The Tiefenbrunner pinot grigio demonstrates that not all of this kind of Italian white wine has to be bland and boring
The Wine Curmudgeon’s long-standing antipathy for pinot grigio is rooted in sampling too many bottles of the Italian white wine that were overpriced, tasted like club soda, or both. So when I can rave about something like the Tiefenbrunner pinot grigo, more the better.
That’s because the Tiefenbrunner pinot grigio ($14, purchased, 13%) is more than another wine made for focus groups, bereft of flavor and character. It speaks to where it’s from in northern Italy, as well as to a grape that can make aromatic and subtly fruity wine if someone takes the time and trouble to do so.
Which is what happened here. Look for almost floral aromas, plus a little citurs that might seem more likely in an Oregon pinot gris. It’s not quite stone fruit when you taste it – more pear-like.
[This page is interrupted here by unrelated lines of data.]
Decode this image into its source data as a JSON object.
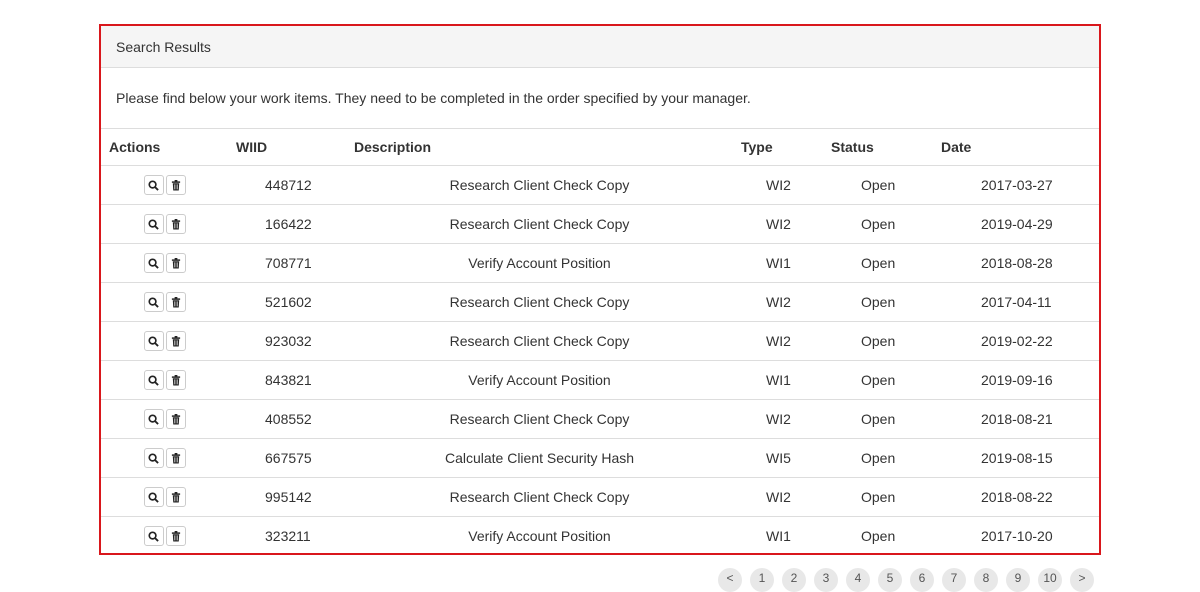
{
  "panel": {
    "heading": "Search Results",
    "intro": "Please find below your work items. They need to be completed in the order specified by your manager."
  },
  "table": {
    "headers": {
      "actions": "Actions",
      "wiid": "WIID",
      "description": "Description",
      "type": "Type",
      "status": "Status",
      "date": "Date"
    },
    "rows": [
      {
        "wiid": "448712",
        "description": "Research Client Check Copy",
        "type": "WI2",
        "status": "Open",
        "date": "2017-03-27"
      },
      {
        "wiid": "166422",
        "description": "Research Client Check Copy",
        "type": "WI2",
        "status": "Open",
        "date": "2019-04-29"
      },
      {
        "wiid": "708771",
        "description": "Verify Account Position",
        "type": "WI1",
        "status": "Open",
        "date": "2018-08-28"
      },
      {
        "wiid": "521602",
        "description": "Research Client Check Copy",
        "type": "WI2",
        "status": "Open",
        "date": "2017-04-11"
      },
      {
        "wiid": "923032",
        "description": "Research Client Check Copy",
        "type": "WI2",
        "status": "Open",
        "date": "2019-02-22"
      },
      {
        "wiid": "843821",
        "description": "Verify Account Position",
        "type": "WI1",
        "status": "Open",
        "date": "2019-09-16"
      },
      {
        "wiid": "408552",
        "description": "Research Client Check Copy",
        "type": "WI2",
        "status": "Open",
        "date": "2018-08-21"
      },
      {
        "wiid": "667575",
        "description": "Calculate Client Security Hash",
        "type": "WI5",
        "status": "Open",
        "date": "2019-08-15"
      },
      {
        "wiid": "995142",
        "description": "Research Client Check Copy",
        "type": "WI2",
        "status": "Open",
        "date": "2018-08-22"
      },
      {
        "wiid": "323211",
        "description": "Verify Account Position",
        "type": "WI1",
        "status": "Open",
        "date": "2017-10-20"
      }
    ],
    "row_actions": [
      "search-icon",
      "trash-icon"
    ]
  },
  "pagination": {
    "items": [
      "<",
      "1",
      "2",
      "3",
      "4",
      "5",
      "6",
      "7",
      "8",
      "9",
      "10",
      ">"
    ]
  },
  "colors": {
    "panel_border": "#d9171c",
    "heading_bg": "#f5f5f5",
    "row_border": "#dddddd"
  }
}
One reason the flavor is so difficult to describe is that pinot grigio rarely tastes like this. Plus, it retains the hint of minerality that even the most bland of its brethren always seem to have.
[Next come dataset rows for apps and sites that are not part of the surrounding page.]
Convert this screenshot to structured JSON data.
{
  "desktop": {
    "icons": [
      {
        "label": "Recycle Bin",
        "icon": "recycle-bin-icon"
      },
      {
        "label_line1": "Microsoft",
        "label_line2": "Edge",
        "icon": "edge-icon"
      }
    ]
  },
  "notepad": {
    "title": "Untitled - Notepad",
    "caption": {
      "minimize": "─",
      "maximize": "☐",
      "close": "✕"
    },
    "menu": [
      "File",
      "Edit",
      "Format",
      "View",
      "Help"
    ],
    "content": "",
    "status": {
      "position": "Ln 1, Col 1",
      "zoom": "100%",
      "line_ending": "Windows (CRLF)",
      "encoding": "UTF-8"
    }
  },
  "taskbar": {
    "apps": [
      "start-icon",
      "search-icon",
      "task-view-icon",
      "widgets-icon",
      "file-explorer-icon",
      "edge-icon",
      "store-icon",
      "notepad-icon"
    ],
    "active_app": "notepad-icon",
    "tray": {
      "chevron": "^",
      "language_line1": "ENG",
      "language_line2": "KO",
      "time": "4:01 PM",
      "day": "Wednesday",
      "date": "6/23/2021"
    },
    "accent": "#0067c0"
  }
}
Highly recommended (and it was a huge hit with my El Centro students). Pair this with almost anything spring related, and especially salads and shellfish.